“Her Ladyship is naughty to ask.”

Chloe inclined her head in acknowledgment. “Your Grace is naughty not to answer. Understand that my cousin is my concern.”

“Rightly so,” the duke agreed. “It would be remiss of you to entrust her to a . . . scamp.”

Lily listened to their exchange in envy. Her cousin could tease to her heart’s content as a viscountess and reformed sinner. What a shame Lily had never come to London for lessons in the wicked graces. They seemed delightful. But who was charming whom here? She couldn’t decide whether Chloe or the duke had won the match. Was it possible that she, an unknown girl from the country, was the prize?

Undoubtedly not. Gentlemen like Gravenhurst viewed young ladies as─she glanced down at her dress─feathers to put in their caps. Still, she was enjoying his attention. His playful energy attracted her more than all of London’s other entertainments combined.

“To the gardens,” Chloe said with a spirited laugh.

And the evening might have ended innocently, the three of them absconding together, had another band of the viscountess’s past admirers not intercepted them as they approached the gilt candelabra in the corner.

“Chloe, Chloe, Chloe!” a chorus of beguiling voices called. “Don’t run away yet─we haven’t seen you in ages!”

Chloe halted, unable to resist glancing back, beau-monde butterfly that she was. Overall, in Lily’s opinion of her, which grew warmer by the minute, Chloe resisted little when it came to indulging convivial pleasures.

“I’ll only be a moment, I promise.” Chloe bit the edge of her lip in clear hesitation. “Dash it all. Go on without me. I’ll be right there. And I mean it.”

Lily took a breath. “But I─”

Chloe gave her a light hug. “Don’t do anything I wouldn’t do,” she whispered. “And that goes double for you, Your Grace. We Boscastles have spies everywhere.”

Lily heard the duke’s voice beckoning her. She looked up slowly. “You will be perfectly safe,” he said. “Lady Stratfield knows where to find us. Our challenge will be making sure that the rest of the party doesn’t catch on.”

He opened a door behind him that she had not even noticed.

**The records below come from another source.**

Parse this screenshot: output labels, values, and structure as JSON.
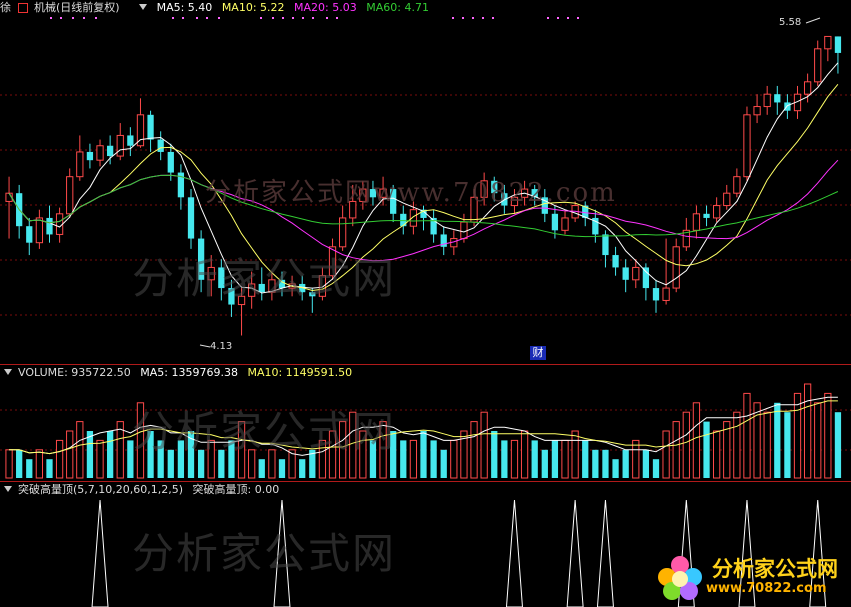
{
  "colors": {
    "up": "#ff4a4a",
    "down": "#46e8ee",
    "ma5": "#ffffff",
    "ma10": "#ffff66",
    "ma20": "#ff33ff",
    "ma60": "#33cc33",
    "grid": "#7a0d0d",
    "separator": "#b01a1a"
  },
  "price_panel": {
    "stock_name_pre": "徐",
    "stock_name_post": "机械(日线前复权)",
    "ma5": "MA5: 5.40",
    "ma10": "MA10: 5.22",
    "ma20": "MA20: 5.03",
    "ma60": "MA60: 4.71",
    "high_marker": "5.58",
    "low_marker": "4.13",
    "event_badge": "财"
  },
  "volume_panel": {
    "volume": "VOLUME: 935722.50",
    "ma5": "MA5: 1359769.38",
    "ma10": "MA10: 1149591.50"
  },
  "indicator_panel": {
    "formula": "突破高量顶(5,7,10,20,60,1,2,5)",
    "value": "突破高量顶: 0.00"
  },
  "watermarks": {
    "site_cn": "分析家公式网",
    "site_url_top": "分析家公式网www.70822.com",
    "logo_cn": "分析家公式网",
    "logo_url": "www.70822.com"
  },
  "chart_data": {
    "type": "candlestick",
    "price_axis_note": "low 4.13, high 5.58",
    "candles": [
      [
        4.78,
        4.82,
        4.6,
        4.9
      ],
      [
        4.82,
        4.66,
        4.6,
        4.86
      ],
      [
        4.66,
        4.58,
        4.52,
        4.7
      ],
      [
        4.58,
        4.7,
        4.55,
        4.74
      ],
      [
        4.7,
        4.62,
        4.58,
        4.76
      ],
      [
        4.62,
        4.72,
        4.58,
        4.75
      ],
      [
        4.72,
        4.9,
        4.7,
        4.94
      ],
      [
        4.9,
        5.02,
        4.88,
        5.1
      ],
      [
        5.02,
        4.98,
        4.94,
        5.06
      ],
      [
        4.98,
        5.05,
        4.95,
        5.08
      ],
      [
        5.05,
        5.0,
        4.96,
        5.1
      ],
      [
        5.0,
        5.1,
        4.98,
        5.16
      ],
      [
        5.1,
        5.05,
        5.0,
        5.14
      ],
      [
        5.05,
        5.2,
        5.04,
        5.28
      ],
      [
        5.2,
        5.08,
        5.02,
        5.22
      ],
      [
        5.08,
        5.02,
        4.98,
        5.12
      ],
      [
        5.02,
        4.92,
        4.88,
        5.06
      ],
      [
        4.92,
        4.8,
        4.74,
        4.96
      ],
      [
        4.8,
        4.6,
        4.55,
        4.84
      ],
      [
        4.6,
        4.4,
        4.34,
        4.64
      ],
      [
        4.4,
        4.46,
        4.32,
        4.52
      ],
      [
        4.46,
        4.36,
        4.3,
        4.5
      ],
      [
        4.36,
        4.28,
        4.22,
        4.4
      ],
      [
        4.28,
        4.32,
        4.13,
        4.36
      ],
      [
        4.32,
        4.38,
        4.26,
        4.44
      ],
      [
        4.38,
        4.34,
        4.3,
        4.46
      ],
      [
        4.34,
        4.4,
        4.3,
        4.44
      ],
      [
        4.4,
        4.36,
        4.32,
        4.44
      ],
      [
        4.36,
        4.38,
        4.32,
        4.42
      ],
      [
        4.38,
        4.34,
        4.3,
        4.42
      ],
      [
        4.34,
        4.32,
        4.24,
        4.36
      ],
      [
        4.32,
        4.42,
        4.3,
        4.46
      ],
      [
        4.42,
        4.56,
        4.4,
        4.6
      ],
      [
        4.56,
        4.7,
        4.54,
        4.76
      ],
      [
        4.7,
        4.78,
        4.66,
        4.86
      ],
      [
        4.78,
        4.84,
        4.74,
        4.88
      ],
      [
        4.84,
        4.8,
        4.76,
        4.88
      ],
      [
        4.8,
        4.84,
        4.76,
        4.9
      ],
      [
        4.84,
        4.72,
        4.68,
        4.86
      ],
      [
        4.72,
        4.66,
        4.62,
        4.76
      ],
      [
        4.66,
        4.74,
        4.62,
        4.78
      ],
      [
        4.74,
        4.7,
        4.64,
        4.76
      ],
      [
        4.7,
        4.62,
        4.58,
        4.74
      ],
      [
        4.62,
        4.56,
        4.52,
        4.66
      ],
      [
        4.56,
        4.6,
        4.52,
        4.64
      ],
      [
        4.6,
        4.68,
        4.58,
        4.72
      ],
      [
        4.68,
        4.8,
        4.66,
        4.84
      ],
      [
        4.8,
        4.88,
        4.76,
        4.92
      ],
      [
        4.88,
        4.82,
        4.78,
        4.9
      ],
      [
        4.82,
        4.76,
        4.72,
        4.86
      ],
      [
        4.76,
        4.8,
        4.72,
        4.84
      ],
      [
        4.8,
        4.84,
        4.76,
        4.88
      ],
      [
        4.84,
        4.8,
        4.76,
        4.86
      ],
      [
        4.8,
        4.72,
        4.68,
        4.84
      ],
      [
        4.72,
        4.64,
        4.6,
        4.76
      ],
      [
        4.64,
        4.7,
        4.62,
        4.74
      ],
      [
        4.7,
        4.76,
        4.68,
        4.78
      ],
      [
        4.76,
        4.7,
        4.66,
        4.78
      ],
      [
        4.7,
        4.62,
        4.58,
        4.74
      ],
      [
        4.62,
        4.52,
        4.46,
        4.64
      ],
      [
        4.52,
        4.46,
        4.42,
        4.56
      ],
      [
        4.46,
        4.4,
        4.34,
        4.5
      ],
      [
        4.4,
        4.46,
        4.36,
        4.5
      ],
      [
        4.46,
        4.36,
        4.3,
        4.48
      ],
      [
        4.36,
        4.3,
        4.24,
        4.4
      ],
      [
        4.3,
        4.36,
        4.28,
        4.6
      ],
      [
        4.36,
        4.56,
        4.34,
        4.6
      ],
      [
        4.56,
        4.64,
        4.54,
        4.7
      ],
      [
        4.64,
        4.72,
        4.6,
        4.76
      ],
      [
        4.72,
        4.7,
        4.66,
        4.76
      ],
      [
        4.7,
        4.76,
        4.68,
        4.8
      ],
      [
        4.76,
        4.82,
        4.74,
        4.86
      ],
      [
        4.82,
        4.9,
        4.8,
        4.94
      ],
      [
        4.9,
        5.2,
        4.88,
        5.24
      ],
      [
        5.2,
        5.24,
        5.16,
        5.3
      ],
      [
        5.24,
        5.3,
        5.2,
        5.34
      ],
      [
        5.3,
        5.26,
        5.2,
        5.34
      ],
      [
        5.26,
        5.22,
        5.18,
        5.3
      ],
      [
        5.22,
        5.3,
        5.18,
        5.34
      ],
      [
        5.3,
        5.36,
        5.26,
        5.4
      ],
      [
        5.36,
        5.52,
        5.34,
        5.56
      ],
      [
        5.52,
        5.58,
        5.46,
        5.58
      ],
      [
        5.58,
        5.5,
        5.4,
        5.58
      ]
    ],
    "volume": [
      3,
      3,
      2,
      3,
      2,
      4,
      5,
      6,
      5,
      4,
      5,
      6,
      4,
      8,
      5,
      4,
      3,
      4,
      5,
      3,
      4,
      3,
      4,
      6,
      3,
      2,
      3,
      2,
      3,
      2,
      3,
      4,
      5,
      6,
      7,
      5,
      4,
      6,
      5,
      4,
      4,
      5,
      4,
      3,
      4,
      5,
      6,
      7,
      5,
      4,
      4,
      5,
      4,
      3,
      4,
      4,
      5,
      4,
      3,
      3,
      2,
      3,
      4,
      3,
      2,
      5,
      6,
      7,
      8,
      6,
      5,
      6,
      7,
      9,
      8,
      7,
      8,
      7,
      9,
      10,
      8,
      9,
      7
    ],
    "signal_indexes": [
      9,
      27,
      50,
      56,
      59,
      67,
      73,
      80
    ]
  }
}
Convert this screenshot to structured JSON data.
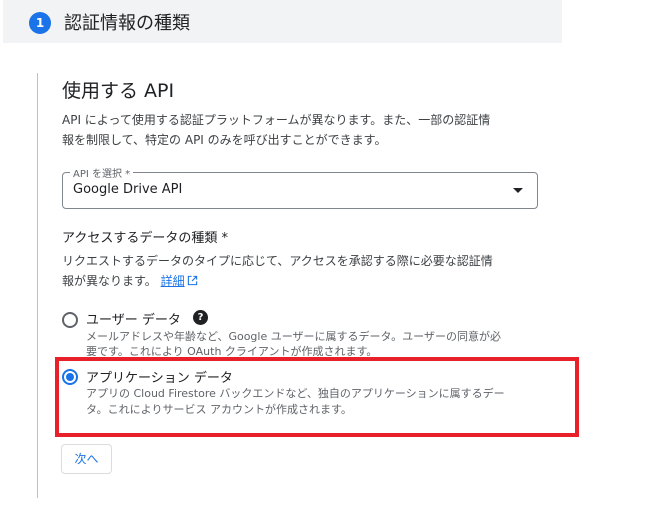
{
  "step": {
    "number": "1",
    "title": "認証情報の種類"
  },
  "api_section": {
    "title": "使用する API",
    "description_line1": "API によって使用する認証プラットフォームが異なります。また、一部の認証情",
    "description_line2": "報を制限して、特定の API のみを呼び出すことができます。",
    "select": {
      "label": "API を選択 *",
      "value": "Google Drive API"
    }
  },
  "access_section": {
    "heading": "アクセスするデータの種類 *",
    "description_line1": "リクエストするデータのタイプに応じて、アクセスを承認する際に必要な認証情",
    "description_line2": "報が異なります。",
    "details_link": "詳細",
    "options": [
      {
        "label": "ユーザー データ",
        "description_line1": "メールアドレスや年齢など、Google ユーザーに属するデータ。ユーザーの同意が必",
        "description_line2": "要です。これにより OAuth クライアントが作成されます。",
        "selected": false
      },
      {
        "label": "アプリケーション データ",
        "description_line1": "アプリの Cloud Firestore バックエンドなど、独自のアプリケーションに属するデー",
        "description_line2": "タ。これによりサービス アカウントが作成されます。",
        "selected": true
      }
    ]
  },
  "next_button": "次へ",
  "colors": {
    "accent": "#1a73e8",
    "highlight": "#e8202a"
  }
}
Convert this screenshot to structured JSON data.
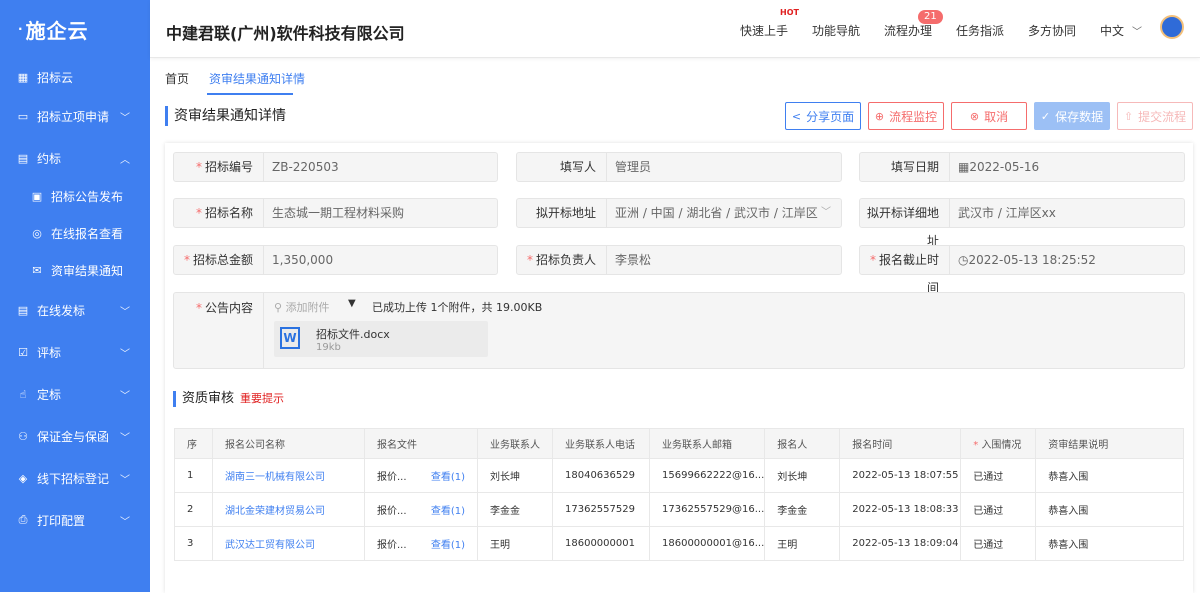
{
  "sidebar": {
    "logo": "施企云",
    "items": [
      {
        "label": "招标云",
        "icon": "grid-icon"
      },
      {
        "label": "招标立项申请",
        "icon": "folder-icon"
      },
      {
        "label": "约标",
        "icon": "docs-icon"
      },
      {
        "label": "招标公告发布",
        "icon": "notice-icon"
      },
      {
        "label": "在线报名查看",
        "icon": "user-icon"
      },
      {
        "label": "资审结果通知",
        "icon": "mail-icon"
      },
      {
        "label": "在线发标",
        "icon": "list-icon"
      },
      {
        "label": "评标",
        "icon": "check-icon"
      },
      {
        "label": "定标",
        "icon": "hand-icon"
      },
      {
        "label": "保证金与保函",
        "icon": "org-icon"
      },
      {
        "label": "线下招标登记",
        "icon": "layers-icon"
      },
      {
        "label": "打印配置",
        "icon": "print-icon"
      }
    ]
  },
  "header": {
    "company": "中建君联(广州)软件科技有限公司",
    "nav": [
      "快速上手",
      "功能导航",
      "流程办理",
      "任务指派",
      "多方协同"
    ],
    "hot": "HOT",
    "badge": "21",
    "lang": "中文"
  },
  "tabs": [
    "首页",
    "资审结果通知详情"
  ],
  "page_title": "资审结果通知详情",
  "buttons": {
    "share": "分享页面",
    "monitor": "流程监控",
    "cancel": "取消",
    "save": "保存数据",
    "submit": "提交流程"
  },
  "form": {
    "bid_no": {
      "label": "招标编号",
      "value": "ZB-220503"
    },
    "writer": {
      "label": "填写人",
      "value": "管理员"
    },
    "date": {
      "label": "填写日期",
      "value": "2022-05-16"
    },
    "bid_name": {
      "label": "招标名称",
      "value": "生态城一期工程材料采购"
    },
    "place": {
      "label": "拟开标地址",
      "value": "亚洲 / 中国 / 湖北省 / 武汉市 / 江岸区"
    },
    "place_detail": {
      "label": "拟开标详细地址",
      "value": "武汉市 / 江岸区xx"
    },
    "amount": {
      "label": "招标总金额",
      "value": "1,350,000"
    },
    "owner": {
      "label": "招标负责人",
      "value": "李景松"
    },
    "deadline": {
      "label": "报名截止时间",
      "value": "2022-05-13 18:25:52"
    },
    "notice": {
      "label": "公告内容",
      "add": "添加附件",
      "status": "已成功上传 1个附件，共 19.00KB",
      "file_name": "招标文件.docx",
      "file_size": "19kb"
    }
  },
  "section": {
    "title": "资质审核",
    "hint": "重要提示"
  },
  "table": {
    "headers": [
      "序",
      "报名公司名称",
      "报名文件",
      "业务联系人",
      "业务联系人电话",
      "业务联系人邮箱",
      "报名人",
      "报名时间",
      "入围情况",
      "资审结果说明"
    ],
    "view_label": "查看(1)",
    "rows": [
      [
        "1",
        "湖南三一机械有限公司",
        "报价...",
        "刘长坤",
        "18040636529",
        "15699662222@16...",
        "刘长坤",
        "2022-05-13 18:07:55",
        "已通过",
        "恭喜入围"
      ],
      [
        "2",
        "湖北金荣建材贸易公司",
        "报价...",
        "李金金",
        "17362557529",
        "17362557529@16...",
        "李金金",
        "2022-05-13 18:08:33",
        "已通过",
        "恭喜入围"
      ],
      [
        "3",
        "武汉达工贸有限公司",
        "报价...",
        "王明",
        "18600000001",
        "18600000001@16...",
        "王明",
        "2022-05-13 18:09:04",
        "已通过",
        "恭喜入围"
      ]
    ]
  },
  "colors": {
    "primary": "#3f7ff0",
    "danger": "#f56c6c",
    "sidebar": "#3f7ff0"
  }
}
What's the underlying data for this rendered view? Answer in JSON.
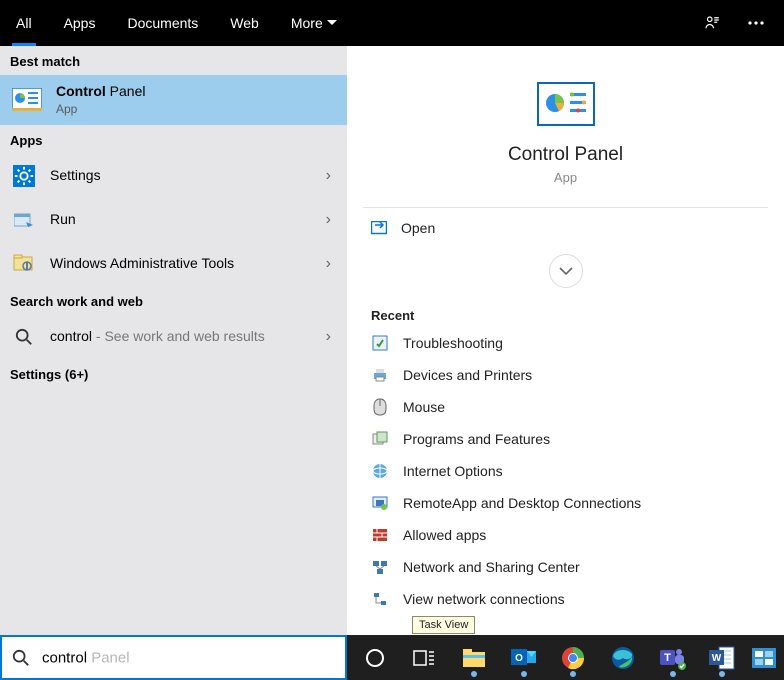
{
  "topBar": {
    "tabs": [
      "All",
      "Apps",
      "Documents",
      "Web",
      "More"
    ]
  },
  "left": {
    "bestMatchHeader": "Best match",
    "bestMatch": {
      "titleBold": "Control",
      "titleRest": " Panel",
      "sub": "App"
    },
    "appsHeader": "Apps",
    "apps": [
      {
        "label": "Settings"
      },
      {
        "label": "Run"
      },
      {
        "label": "Windows Administrative Tools"
      }
    ],
    "workWebHeader": "Search work and web",
    "workWeb": {
      "label": "control",
      "suffix": " - See work and web results"
    },
    "settingsMore": "Settings (6+)"
  },
  "right": {
    "title": "Control Panel",
    "sub": "App",
    "openLabel": "Open",
    "recentHeader": "Recent",
    "recent": [
      "Troubleshooting",
      "Devices and Printers",
      "Mouse",
      "Programs and Features",
      "Internet Options",
      "RemoteApp and Desktop Connections",
      "Allowed apps",
      "Network and Sharing Center",
      "View network connections"
    ]
  },
  "search": {
    "typed": "control",
    "ghost": " Panel"
  },
  "tooltip": "Task View"
}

But then, how would she have been aware of an exit when she had been staring at the winsome Gravenhurst all night?

A Duke’s Temptation by Jillian Hunter. Copyright November 2010. Excerpt with permission of Signet Select, a division of Penguin Group USA.